Right now Hurricane Isaac is thrashing New Orleans and the Gulf Coast, but the thoughts of many residents there are on another storm. Today marks seven years since Hurricane Katrina blasted ashore along the Gulf Coast. The storm’s trail of destruction left at least 1,836 people dead and 80 percent of the city of New Orleans flooded, largely from the failure of the city’s levee system. Hurricane Katrina forever changed New Orleans economically, culturally, and environmentally and left the rest of the country with unforgettable images of damage and desperation. The federal government, especially the Federal Emergency Management Agency (FEMA), was roundly criticized for its bungled response to this unprecedented disaster.

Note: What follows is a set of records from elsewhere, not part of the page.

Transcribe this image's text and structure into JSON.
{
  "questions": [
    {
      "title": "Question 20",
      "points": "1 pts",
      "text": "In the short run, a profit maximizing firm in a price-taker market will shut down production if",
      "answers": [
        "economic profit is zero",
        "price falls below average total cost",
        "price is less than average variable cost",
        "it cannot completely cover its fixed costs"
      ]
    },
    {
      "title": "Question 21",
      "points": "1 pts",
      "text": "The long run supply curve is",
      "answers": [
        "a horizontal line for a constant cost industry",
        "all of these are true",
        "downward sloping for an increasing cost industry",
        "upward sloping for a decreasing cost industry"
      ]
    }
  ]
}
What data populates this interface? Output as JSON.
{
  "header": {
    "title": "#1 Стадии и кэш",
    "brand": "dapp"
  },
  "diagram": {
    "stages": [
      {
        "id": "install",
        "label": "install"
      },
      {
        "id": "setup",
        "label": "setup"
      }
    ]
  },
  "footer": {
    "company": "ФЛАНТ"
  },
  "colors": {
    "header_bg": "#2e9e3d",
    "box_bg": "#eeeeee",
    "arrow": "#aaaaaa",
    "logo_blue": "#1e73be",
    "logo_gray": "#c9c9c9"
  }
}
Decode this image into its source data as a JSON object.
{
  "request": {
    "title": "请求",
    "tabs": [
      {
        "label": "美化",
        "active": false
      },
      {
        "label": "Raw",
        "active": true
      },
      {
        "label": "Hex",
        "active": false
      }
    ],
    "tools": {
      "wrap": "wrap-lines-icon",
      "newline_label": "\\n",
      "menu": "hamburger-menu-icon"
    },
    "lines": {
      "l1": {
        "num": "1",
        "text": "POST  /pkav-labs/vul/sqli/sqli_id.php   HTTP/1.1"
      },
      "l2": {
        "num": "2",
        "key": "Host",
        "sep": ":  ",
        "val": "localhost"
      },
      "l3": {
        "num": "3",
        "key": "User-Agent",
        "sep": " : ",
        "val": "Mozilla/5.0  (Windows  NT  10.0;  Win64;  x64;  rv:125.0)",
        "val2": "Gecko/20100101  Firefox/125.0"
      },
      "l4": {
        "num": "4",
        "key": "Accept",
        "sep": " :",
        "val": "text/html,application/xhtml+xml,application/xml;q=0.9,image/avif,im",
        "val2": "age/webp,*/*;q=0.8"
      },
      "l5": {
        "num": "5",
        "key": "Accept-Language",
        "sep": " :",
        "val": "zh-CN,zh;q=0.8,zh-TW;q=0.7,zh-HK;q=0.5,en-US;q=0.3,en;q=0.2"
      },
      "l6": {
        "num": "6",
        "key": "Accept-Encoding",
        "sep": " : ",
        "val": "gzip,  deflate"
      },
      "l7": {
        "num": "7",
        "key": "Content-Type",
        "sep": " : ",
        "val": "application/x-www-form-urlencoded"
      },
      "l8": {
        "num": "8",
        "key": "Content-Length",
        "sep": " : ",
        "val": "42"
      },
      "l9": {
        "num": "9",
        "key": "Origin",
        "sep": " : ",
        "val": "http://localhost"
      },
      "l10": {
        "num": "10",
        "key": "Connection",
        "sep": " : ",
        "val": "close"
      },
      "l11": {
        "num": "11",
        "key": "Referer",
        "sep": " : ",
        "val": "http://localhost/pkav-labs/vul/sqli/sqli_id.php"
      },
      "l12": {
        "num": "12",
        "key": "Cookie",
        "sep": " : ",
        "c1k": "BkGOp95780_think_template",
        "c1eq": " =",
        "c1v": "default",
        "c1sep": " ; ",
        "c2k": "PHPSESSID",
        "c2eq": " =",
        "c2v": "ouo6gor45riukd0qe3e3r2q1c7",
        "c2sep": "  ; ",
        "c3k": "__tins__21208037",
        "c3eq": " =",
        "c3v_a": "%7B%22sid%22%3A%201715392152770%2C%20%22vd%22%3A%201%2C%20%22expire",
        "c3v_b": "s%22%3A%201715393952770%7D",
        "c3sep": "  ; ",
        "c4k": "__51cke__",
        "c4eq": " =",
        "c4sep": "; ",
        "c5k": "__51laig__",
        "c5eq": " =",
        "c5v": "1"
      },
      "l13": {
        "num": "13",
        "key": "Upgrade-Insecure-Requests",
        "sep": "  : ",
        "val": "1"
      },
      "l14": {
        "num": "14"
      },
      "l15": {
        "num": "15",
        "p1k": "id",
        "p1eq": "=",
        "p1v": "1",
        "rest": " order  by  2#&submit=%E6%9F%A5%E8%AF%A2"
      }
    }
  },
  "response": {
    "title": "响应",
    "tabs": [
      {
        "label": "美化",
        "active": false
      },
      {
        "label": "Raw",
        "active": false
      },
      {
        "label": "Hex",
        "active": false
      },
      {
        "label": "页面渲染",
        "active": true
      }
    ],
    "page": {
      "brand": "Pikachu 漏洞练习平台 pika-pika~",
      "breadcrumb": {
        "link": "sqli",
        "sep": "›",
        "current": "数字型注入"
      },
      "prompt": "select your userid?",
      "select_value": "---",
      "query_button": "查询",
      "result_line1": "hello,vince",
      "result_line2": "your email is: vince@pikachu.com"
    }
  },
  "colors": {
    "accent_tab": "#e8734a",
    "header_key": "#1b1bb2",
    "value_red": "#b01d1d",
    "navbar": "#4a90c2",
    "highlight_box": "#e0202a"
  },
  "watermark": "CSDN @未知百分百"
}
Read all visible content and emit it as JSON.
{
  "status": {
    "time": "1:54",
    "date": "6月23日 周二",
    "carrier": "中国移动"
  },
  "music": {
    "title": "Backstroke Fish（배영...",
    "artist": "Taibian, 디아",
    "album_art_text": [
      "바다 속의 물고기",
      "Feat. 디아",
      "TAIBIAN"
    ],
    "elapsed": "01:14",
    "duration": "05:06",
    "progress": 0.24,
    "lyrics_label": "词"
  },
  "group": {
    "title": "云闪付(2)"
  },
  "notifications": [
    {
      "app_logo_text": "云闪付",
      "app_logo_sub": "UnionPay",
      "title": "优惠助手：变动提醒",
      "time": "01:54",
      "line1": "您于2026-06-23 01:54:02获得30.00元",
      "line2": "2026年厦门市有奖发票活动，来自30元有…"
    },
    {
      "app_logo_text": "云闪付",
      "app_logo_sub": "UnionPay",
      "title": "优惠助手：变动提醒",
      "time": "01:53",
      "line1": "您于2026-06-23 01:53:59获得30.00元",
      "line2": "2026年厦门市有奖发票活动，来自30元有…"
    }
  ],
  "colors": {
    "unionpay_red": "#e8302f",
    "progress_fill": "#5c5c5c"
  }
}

Seven years later, New Orleans is still struggling to recover. Last week Professors Bill Quigley (who has written twoarticles about poverty and Hurricane Katrina for Clearinghouse Review: Journal of Poverty Law and Policy)and Davida Finger released their annual “Katrina Pain Index” to document the city’s slow recovery. The numbers paint a bleak picture for low-income residents of the Big Easy:
· 27 % of New Orleans residents live in poverty.
· 40 % of poor adults work, including a quarter who work full time yet remain in poverty.
· 37 % of New Orleans families are “asset poor,” which means they could not survive for three months without income.
· 42 % of New Orleans children live in poverty.
· New Orleans has the second highest rate of homelessness in the country.
· New Orleans also has the second highest rate of income inequality, and the racial disparities are striking:
o 30 % of African Americans live in poverty, as opposed to 8 % of whites.
o 50 % of African Americans in New Orleans are asset poor, followed by 40 % of Latinos, 24 % of Asians, and 22 % of whites.
o 65 % of African American children are poor, versus less than 1 % of white children.
To be sure, New Orleans had its problems before Hurricane Katrina, but given these statistics and the failures of the U.S. Army Corps of Engineers and FEMA, one could argue that the United States owes a debt to New Orleans and survivors of Hurricane Katrina. Instead, in a twisted irony, the federal government has been trying to collect debts fromHurricane Katrina survivors.
In the current issue of Clearinghouse Review, Professor Finger chronicles FEMA’s attempts to recoup alleged overpayments of post-disaster housing assistance and the challenges recipients have faced in contesting these collection efforts.
FEMA’s initial attempts to terminate housing assistance and recover overpayments were almost as sloppy as its initial handling of the hurricane itself: it did not adequately notify those who had been overpaid about why it wanted its money back and what the overpaid recipient could do about it. In addition, housing-assistance recipients had no due process before their assistance payments stopped.
Professor Finger, through her work with the Loyola Law Clinic, teamed with pro bono counsel and brought a class action lawsuit against FEMA that led to a $2.65 million settlement to resolve FEMA’s shoddy procedure for terminating housing assistance. FEMA also abandoned thousands of pending overpayment-collection efforts to review and revise its recoupment procedure.
In the summer of 2011, half a year after settling the class action suit against it, FEMA sent out a fresh batch of more than 80,000 notice-of-debt letters to people who had allegedly received too much housing assistance from the agency. Those who received the letters had two options: (1) within 60 days they could appeal FEMA’s determination and submit evidence of their living situations six years prior—a nearly impossible task for people whose housing had been in flux since Katrina—or (2) they could request a “compromise” by demonstrating their current inability to pay, in which case FEMA would reserve the right to recoup the debt later if their financial circumstances changed.
After outrage grew over these insufficient remedies, at the end of 2011 Congress enacted the Disaster Assistance Recoupment Fairness Act (DARFA) to offer a more appropriate remedy. Under DARFA, an individual who received an overpayment from FEMA can obtain a complete waiver of this debt without the usual tax consequences of debt forgiveness. As Professor Finger explains, waivers are available when the overpayment was FEMA’s fault and collecting the debt would be “against equity and good conscience,” among other factors. Full waivers are available to those whose annual household adjusted gross income is less than $90,000, and partial waivers are available to those with higher incomes.
Unfortunately, FEMA’s authority to waive debt under DARFA ends September 30, 2012. And it is unclear whether everyone who qualifies for debt waiver even knows about it. Professor Finger notes that FEMA sent out 90,000 letters to people about waiving their debts under DARFA; right away, 20,000 of those letters came back as undeliverable. Recipients of these letters have only 60 days to respond from the date on the letter. Southeast Louisiana Legal Services has been working to raise awareness of this debt-relief opportunity.
DARFA has brought relief to some people who were displaced by Hurricane Katrina and then pursued by FEMA, including at least one client of Professor Finger’s legal clinic. After seven years, stopping FEMA’s unwarranted recoupment efforts is one more step toward balancing the debts between hurricane victims and the federal government.